Many health-care providers are ill-equipped to recognize pain in abused children

McGill study finds only 13 per cent of those surveyed received training on child maltreatment and its effects on pain assessment

Many health-care professionals are ill-equipped to assess pain in children who have suffered abuse, a new study by McGill researchers suggests. This can lead to inadequate pain treatment, making the physical and emotional effects of abuse even worse.

"Our findings show a critical need for training programs for health-care providers about the effects of child maltreatment," said Matthew Baker, the study’s lead author and a PhD candidate in the School/Applied Child Psychology program at McGill.

The researchers surveyed 100 health-care providers in Canada and the United States, using an online questionnaire.

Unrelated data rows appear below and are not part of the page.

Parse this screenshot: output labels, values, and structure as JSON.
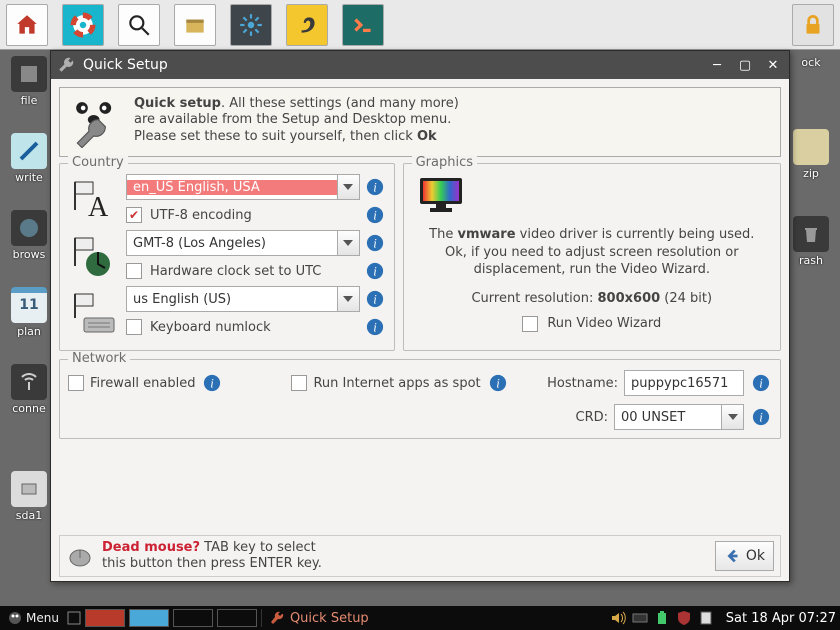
{
  "top_toolbar": {
    "items": [
      "home",
      "help",
      "search",
      "package",
      "settings",
      "lamp",
      "terminal"
    ],
    "lock": "lock"
  },
  "desktop_left": [
    {
      "label": "file"
    },
    {
      "label": "write"
    },
    {
      "label": "brows"
    },
    {
      "label": "plan",
      "badge": "11"
    },
    {
      "label": "conne"
    },
    {
      "label": "sda1"
    }
  ],
  "desktop_right": [
    {
      "label": "ock"
    },
    {
      "label": "zip"
    },
    {
      "label": "rash"
    }
  ],
  "window": {
    "title": "Quick Setup",
    "banner_bold": "Quick setup",
    "banner_text": ". All these settings (and many more) are available from the Setup and Desktop menu. Please set these to suit yourself, then click ",
    "banner_ok": "Ok",
    "country_legend": "Country",
    "graphics_legend": "Graphics",
    "network_legend": "Network",
    "locale_value": "en_US     English, USA",
    "utf8_label": "UTF-8 encoding",
    "tz_value": "GMT-8     (Los Angeles)",
    "hwclock_label": "Hardware clock set to UTC",
    "kbd_value": "us           English (US)",
    "numlock_label": "Keyboard numlock",
    "gfx_text_pre": "The ",
    "gfx_driver": "vmware",
    "gfx_text_post": " video driver is currently being used. Ok, if you need to adjust screen resolution or displacement, run the Video Wizard.",
    "gfx_res_label": "Current resolution: ",
    "gfx_res_value": "800x600",
    "gfx_res_suffix": "   (24 bit)",
    "gfx_wizard_label": "Run Video Wizard",
    "firewall_label": "Firewall enabled",
    "spot_label": "Run Internet apps as spot",
    "hostname_label": "Hostname:",
    "hostname_value": "puppypc16571",
    "crd_label": "CRD:",
    "crd_value": "00 UNSET",
    "dead_mouse_label": "Dead mouse?",
    "dead_mouse_text1": " TAB key to select",
    "dead_mouse_text2": "this button then press ENTER key.",
    "ok_label": "Ok"
  },
  "taskbar": {
    "menu": "Menu",
    "task_label": "Quick Setup",
    "clock": "Sat 18 Apr 07:27"
  }
}
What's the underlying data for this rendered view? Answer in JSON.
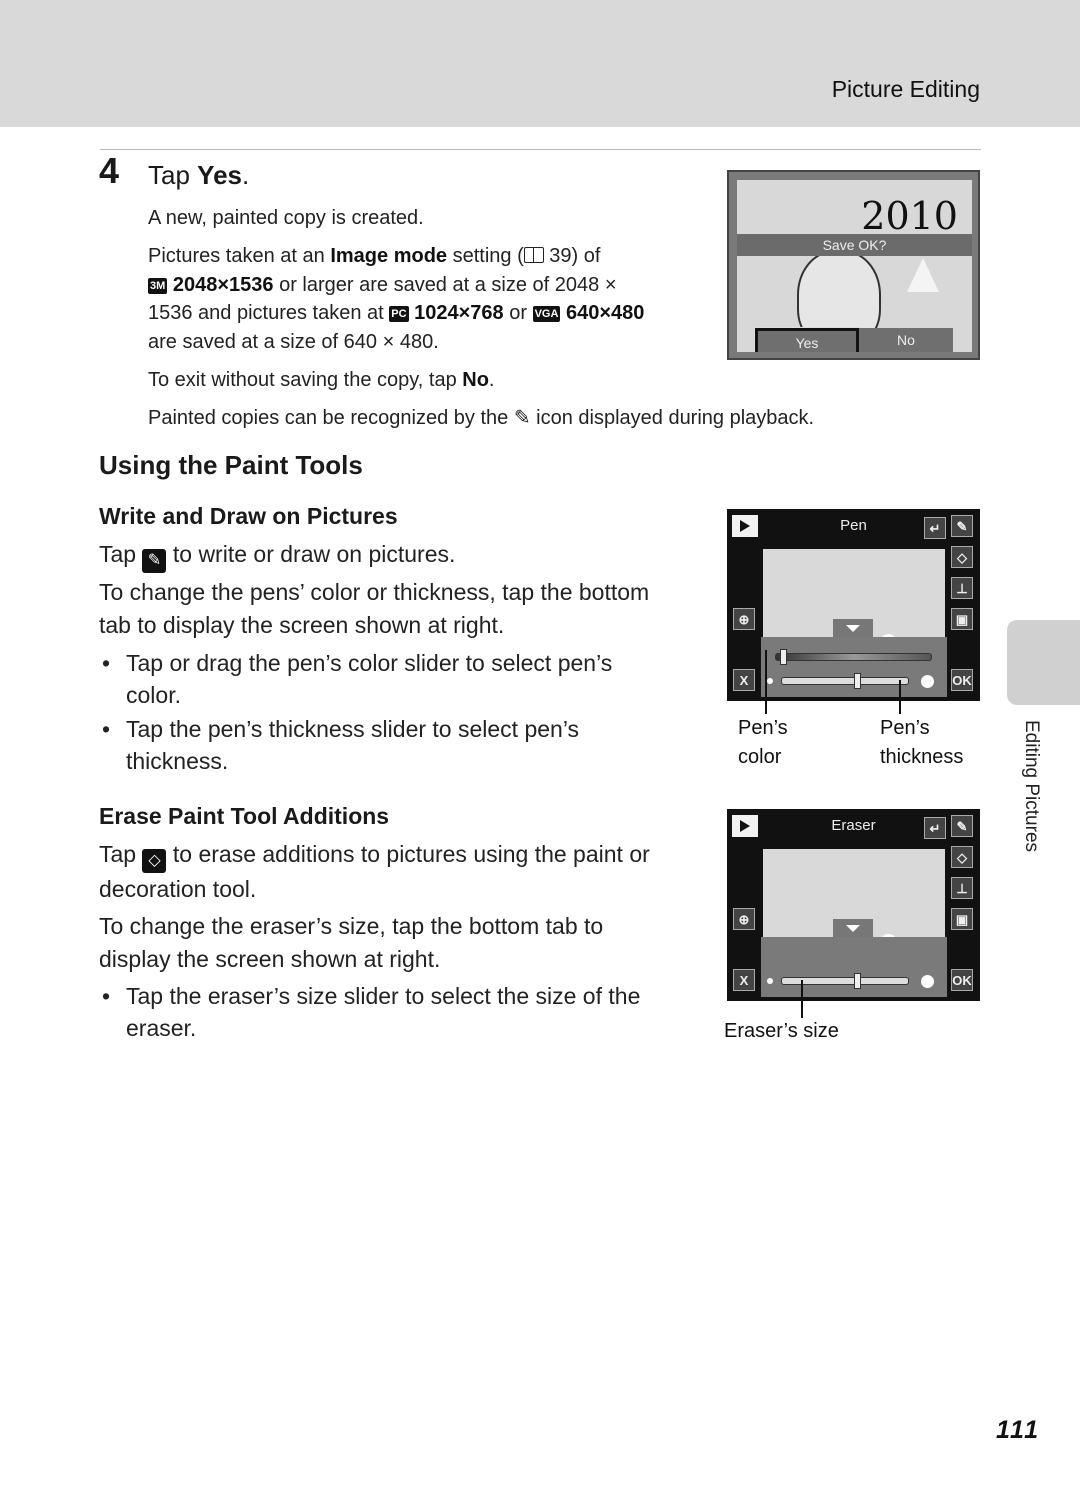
{
  "header": {
    "title": "Picture Editing"
  },
  "side_tab": {
    "label": "Editing Pictures"
  },
  "page_number": "111",
  "step4": {
    "number": "4",
    "title_prefix": "Tap ",
    "title_bold": "Yes",
    "title_suffix": ".",
    "line1": "A new, painted copy is created.",
    "para2": {
      "a": "Pictures taken at an ",
      "b_bold": "Image mode",
      "c": " setting (",
      "d": " 39) of",
      "icon1": "3M",
      "e_bold": " 2048×1536",
      "f": " or larger are saved at a size of 2048 ×",
      "g": "1536 and pictures taken at ",
      "icon2": "PC",
      "h_bold": " 1024×768",
      "i": " or ",
      "icon3": "VGA",
      "j_bold": " 640×480",
      "k": "are saved at a size of 640 × 480."
    },
    "exit_prefix": "To exit without saving the copy, tap ",
    "exit_bold": "No",
    "exit_suffix": ".",
    "painted_prefix": "Painted copies can be recognized by the ",
    "painted_suffix": " icon displayed during playback."
  },
  "save_screen": {
    "date_stamp": "2010",
    "prompt": "Save OK?",
    "yes_label": "Yes",
    "no_label": "No"
  },
  "section": {
    "title": "Using the Paint Tools"
  },
  "write_draw": {
    "title": "Write and Draw on Pictures",
    "tap_prefix": "Tap ",
    "tap_suffix": " to write or draw on pictures.",
    "para1_l1": "To change the pens’ color or thickness, tap the bottom",
    "para1_l2": "tab to display the screen shown at right.",
    "bullet1_l1": "Tap or drag the pen’s color slider to select pen’s",
    "bullet1_l2": "color.",
    "bullet2_l1": "Tap the pen’s thickness slider to select pen’s",
    "bullet2_l2": "thickness."
  },
  "pen_screen": {
    "title": "Pen",
    "back_icon": "↵",
    "ok_label": "OK",
    "cancel_label": "X",
    "color_slider_value": 0.05,
    "thickness_slider_value": 0.6,
    "callout_color_l1": "Pen’s",
    "callout_color_l2": "color",
    "callout_thickness_l1": "Pen’s",
    "callout_thickness_l2": "thickness"
  },
  "erase": {
    "title": "Erase Paint Tool Additions",
    "tap_prefix": "Tap ",
    "tap_suffix": " to erase additions to pictures using the paint or",
    "tap_l2": "decoration tool.",
    "para1_l1": "To change the eraser’s size, tap the bottom tab to",
    "para1_l2": "display the screen shown at right.",
    "bullet1_l1": "Tap the eraser’s size slider to select the size of the",
    "bullet1_l2": "eraser."
  },
  "eraser_screen": {
    "title": "Eraser",
    "back_icon": "↵",
    "ok_label": "OK",
    "cancel_label": "X",
    "size_slider_value": 0.6,
    "callout_size": "Eraser’s size"
  }
}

They found only 13 per cent had received training on child maltreatment and its effect on assessing pain in children with a history of abuse. Those who had received continuing education on child maltreatment were more likely to consider its impact on a child’s pain reports and adapt their assessments accordingly.

"With so few providers trained, it’s vital to raise awareness and improve education on how abused children present in health-care settings in order to enhance their treatment outcomes," Baker said.

About the study

" An examination of questioning methods and the influence of child maltreatment on paediatric pain assessments: Perspectives of healthcare providers " by Baker, M., Campbell, S., Patel, K., McWilliams, K., & Williams, S. was published in the Journal of Evaluation in Clinical Practice.

About McGill University 

Founded in Montreal, Quebec, in 1821, McGill University is Canada’s top ranked medical doctoral university. McGill is consistently ranked as one of the top universities, both nationally and internationally. It is a world-renowned institution of higher learning with research activities spanning three campuses, 12 faculties, 14 professional schools, 300 programs of study and over 39,000 students, including more than 10,400 graduate students. McGill attracts students from over 150 countries around the world, its 12,000 international students making up 30% of the student body. Over half of McGill students claim a first language other than English, including approximately 20% of our students who say French is their mother tongue.